> ABOUT THIS TASK
Using the listing that follows, report how many lines include the word "JSON", and add no other words.

> DATA EXTRACT

================

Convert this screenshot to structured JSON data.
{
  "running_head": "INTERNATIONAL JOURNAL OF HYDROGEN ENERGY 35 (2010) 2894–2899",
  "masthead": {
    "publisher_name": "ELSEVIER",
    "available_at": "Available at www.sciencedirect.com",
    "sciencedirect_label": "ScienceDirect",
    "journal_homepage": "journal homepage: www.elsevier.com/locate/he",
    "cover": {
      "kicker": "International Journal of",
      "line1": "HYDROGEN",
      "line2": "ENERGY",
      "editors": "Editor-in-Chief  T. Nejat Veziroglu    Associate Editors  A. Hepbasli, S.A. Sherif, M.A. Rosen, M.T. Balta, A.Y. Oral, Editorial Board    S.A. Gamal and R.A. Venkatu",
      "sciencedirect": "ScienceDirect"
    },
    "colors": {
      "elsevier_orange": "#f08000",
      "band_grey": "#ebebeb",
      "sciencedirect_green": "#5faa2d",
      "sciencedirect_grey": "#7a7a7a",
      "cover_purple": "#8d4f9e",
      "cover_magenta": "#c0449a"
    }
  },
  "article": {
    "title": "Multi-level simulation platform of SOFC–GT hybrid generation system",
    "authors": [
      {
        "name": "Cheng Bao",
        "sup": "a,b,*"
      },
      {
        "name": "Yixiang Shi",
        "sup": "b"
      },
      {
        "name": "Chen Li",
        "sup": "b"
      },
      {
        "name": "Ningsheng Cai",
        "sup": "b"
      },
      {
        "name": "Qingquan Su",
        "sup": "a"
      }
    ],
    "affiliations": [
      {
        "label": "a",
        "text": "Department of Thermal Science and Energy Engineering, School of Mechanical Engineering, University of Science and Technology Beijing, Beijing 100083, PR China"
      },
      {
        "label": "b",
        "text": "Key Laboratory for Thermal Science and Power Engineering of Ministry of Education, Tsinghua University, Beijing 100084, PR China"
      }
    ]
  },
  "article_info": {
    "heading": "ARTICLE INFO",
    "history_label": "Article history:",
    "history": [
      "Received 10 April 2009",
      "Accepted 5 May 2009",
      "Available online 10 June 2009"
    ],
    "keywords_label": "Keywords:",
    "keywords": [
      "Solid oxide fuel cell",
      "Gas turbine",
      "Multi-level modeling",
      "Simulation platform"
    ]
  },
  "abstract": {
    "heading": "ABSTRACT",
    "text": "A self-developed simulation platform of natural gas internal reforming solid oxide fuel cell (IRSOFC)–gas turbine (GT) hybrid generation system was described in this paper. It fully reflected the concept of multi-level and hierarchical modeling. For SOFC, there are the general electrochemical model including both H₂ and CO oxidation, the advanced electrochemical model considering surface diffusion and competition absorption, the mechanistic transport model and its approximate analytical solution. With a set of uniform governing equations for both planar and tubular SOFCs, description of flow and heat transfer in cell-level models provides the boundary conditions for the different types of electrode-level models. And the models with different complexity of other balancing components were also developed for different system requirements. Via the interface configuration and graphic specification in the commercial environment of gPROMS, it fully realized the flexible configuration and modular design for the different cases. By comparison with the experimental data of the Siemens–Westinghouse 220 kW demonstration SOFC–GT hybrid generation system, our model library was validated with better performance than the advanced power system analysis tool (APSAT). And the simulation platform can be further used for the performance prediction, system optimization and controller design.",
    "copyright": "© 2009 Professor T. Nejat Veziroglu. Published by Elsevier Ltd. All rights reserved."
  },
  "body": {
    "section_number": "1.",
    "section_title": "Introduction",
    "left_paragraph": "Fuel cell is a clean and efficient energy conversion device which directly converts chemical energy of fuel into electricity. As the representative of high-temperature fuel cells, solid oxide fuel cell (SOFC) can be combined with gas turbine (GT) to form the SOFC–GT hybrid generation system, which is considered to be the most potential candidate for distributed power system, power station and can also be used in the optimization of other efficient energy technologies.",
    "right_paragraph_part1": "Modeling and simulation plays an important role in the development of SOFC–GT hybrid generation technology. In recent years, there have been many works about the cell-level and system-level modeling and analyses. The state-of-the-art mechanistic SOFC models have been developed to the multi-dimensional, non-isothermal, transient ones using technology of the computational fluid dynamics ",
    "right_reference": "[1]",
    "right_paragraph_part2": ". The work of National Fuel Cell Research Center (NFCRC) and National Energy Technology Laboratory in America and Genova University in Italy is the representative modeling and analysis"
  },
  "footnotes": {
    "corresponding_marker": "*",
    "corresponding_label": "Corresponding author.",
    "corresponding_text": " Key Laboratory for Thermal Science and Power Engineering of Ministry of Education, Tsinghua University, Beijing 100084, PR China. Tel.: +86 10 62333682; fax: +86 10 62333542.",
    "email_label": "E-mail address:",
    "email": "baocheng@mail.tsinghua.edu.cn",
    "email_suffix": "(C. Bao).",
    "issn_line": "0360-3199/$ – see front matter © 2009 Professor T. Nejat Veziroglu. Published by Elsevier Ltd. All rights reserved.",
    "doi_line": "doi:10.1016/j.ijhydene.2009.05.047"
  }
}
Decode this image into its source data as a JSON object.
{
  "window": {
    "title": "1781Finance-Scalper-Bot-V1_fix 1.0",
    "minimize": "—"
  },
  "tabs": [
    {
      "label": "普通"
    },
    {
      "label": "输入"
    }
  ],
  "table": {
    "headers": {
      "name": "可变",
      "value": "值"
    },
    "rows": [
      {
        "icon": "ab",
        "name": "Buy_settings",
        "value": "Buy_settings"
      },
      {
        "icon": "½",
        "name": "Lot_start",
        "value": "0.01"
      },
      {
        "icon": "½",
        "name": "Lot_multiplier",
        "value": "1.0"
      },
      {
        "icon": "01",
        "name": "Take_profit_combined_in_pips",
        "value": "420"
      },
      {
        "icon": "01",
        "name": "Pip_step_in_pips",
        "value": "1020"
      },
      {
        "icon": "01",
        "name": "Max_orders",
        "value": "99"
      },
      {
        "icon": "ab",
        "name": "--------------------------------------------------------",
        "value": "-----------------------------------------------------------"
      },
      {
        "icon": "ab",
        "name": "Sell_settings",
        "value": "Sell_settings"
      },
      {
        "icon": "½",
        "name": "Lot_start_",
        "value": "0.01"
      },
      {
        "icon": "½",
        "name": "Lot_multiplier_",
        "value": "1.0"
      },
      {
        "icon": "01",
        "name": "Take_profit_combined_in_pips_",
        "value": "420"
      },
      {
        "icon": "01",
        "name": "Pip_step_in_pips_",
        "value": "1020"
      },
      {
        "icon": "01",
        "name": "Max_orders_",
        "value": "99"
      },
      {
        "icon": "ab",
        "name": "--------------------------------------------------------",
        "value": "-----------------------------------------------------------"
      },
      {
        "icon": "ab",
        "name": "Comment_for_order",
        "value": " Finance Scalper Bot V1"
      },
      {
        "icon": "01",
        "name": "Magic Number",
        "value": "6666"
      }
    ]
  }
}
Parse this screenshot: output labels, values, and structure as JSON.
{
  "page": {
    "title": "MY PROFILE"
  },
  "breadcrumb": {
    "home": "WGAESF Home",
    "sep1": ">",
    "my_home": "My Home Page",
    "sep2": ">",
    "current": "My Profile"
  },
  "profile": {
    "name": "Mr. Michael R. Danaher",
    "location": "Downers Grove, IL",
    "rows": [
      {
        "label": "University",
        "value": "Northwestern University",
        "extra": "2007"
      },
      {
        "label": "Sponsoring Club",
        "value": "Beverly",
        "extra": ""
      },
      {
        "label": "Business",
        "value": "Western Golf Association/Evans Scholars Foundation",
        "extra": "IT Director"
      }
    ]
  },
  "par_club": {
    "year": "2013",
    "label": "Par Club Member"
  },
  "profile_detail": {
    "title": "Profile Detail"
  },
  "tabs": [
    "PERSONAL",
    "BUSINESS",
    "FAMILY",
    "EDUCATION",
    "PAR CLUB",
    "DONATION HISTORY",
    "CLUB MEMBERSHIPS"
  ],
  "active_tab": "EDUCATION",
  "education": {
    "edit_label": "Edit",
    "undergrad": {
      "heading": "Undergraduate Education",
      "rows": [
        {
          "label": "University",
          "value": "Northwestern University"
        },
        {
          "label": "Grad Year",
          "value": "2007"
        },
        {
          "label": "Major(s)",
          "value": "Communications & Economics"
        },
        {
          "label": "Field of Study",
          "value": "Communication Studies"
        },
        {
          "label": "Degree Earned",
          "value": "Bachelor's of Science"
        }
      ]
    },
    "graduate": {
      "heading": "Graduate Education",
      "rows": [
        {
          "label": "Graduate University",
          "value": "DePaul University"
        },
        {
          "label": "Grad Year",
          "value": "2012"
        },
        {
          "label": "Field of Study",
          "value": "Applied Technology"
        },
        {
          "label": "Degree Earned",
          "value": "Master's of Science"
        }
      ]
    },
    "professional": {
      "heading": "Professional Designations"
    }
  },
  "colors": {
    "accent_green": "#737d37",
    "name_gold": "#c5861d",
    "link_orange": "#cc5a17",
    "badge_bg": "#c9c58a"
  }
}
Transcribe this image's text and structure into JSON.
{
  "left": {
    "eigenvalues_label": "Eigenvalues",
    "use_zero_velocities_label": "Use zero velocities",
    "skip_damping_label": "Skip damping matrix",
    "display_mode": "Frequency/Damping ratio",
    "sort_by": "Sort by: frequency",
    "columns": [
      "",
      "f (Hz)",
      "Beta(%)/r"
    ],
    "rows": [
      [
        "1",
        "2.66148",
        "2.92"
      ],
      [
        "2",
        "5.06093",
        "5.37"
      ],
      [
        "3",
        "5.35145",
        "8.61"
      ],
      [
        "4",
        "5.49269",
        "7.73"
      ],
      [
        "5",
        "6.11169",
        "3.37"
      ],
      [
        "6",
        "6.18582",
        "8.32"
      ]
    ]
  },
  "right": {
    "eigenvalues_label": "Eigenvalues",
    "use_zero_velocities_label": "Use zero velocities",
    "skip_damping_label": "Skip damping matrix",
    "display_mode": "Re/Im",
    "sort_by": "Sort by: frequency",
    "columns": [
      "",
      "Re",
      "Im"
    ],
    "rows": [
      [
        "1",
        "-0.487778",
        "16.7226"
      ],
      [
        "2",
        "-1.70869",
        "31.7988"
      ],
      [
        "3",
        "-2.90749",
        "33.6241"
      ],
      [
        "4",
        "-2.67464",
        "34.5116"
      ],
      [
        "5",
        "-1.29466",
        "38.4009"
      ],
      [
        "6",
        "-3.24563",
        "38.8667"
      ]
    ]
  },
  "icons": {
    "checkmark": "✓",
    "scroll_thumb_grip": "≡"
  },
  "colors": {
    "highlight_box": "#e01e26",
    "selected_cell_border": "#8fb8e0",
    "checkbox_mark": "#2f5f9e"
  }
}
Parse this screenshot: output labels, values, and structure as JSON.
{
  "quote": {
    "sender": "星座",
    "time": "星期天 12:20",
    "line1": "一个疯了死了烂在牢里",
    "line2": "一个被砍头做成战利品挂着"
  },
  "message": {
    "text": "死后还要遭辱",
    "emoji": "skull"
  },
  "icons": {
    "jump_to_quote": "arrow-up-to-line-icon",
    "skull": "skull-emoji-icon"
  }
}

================

> EXERCISE RESPONSE
5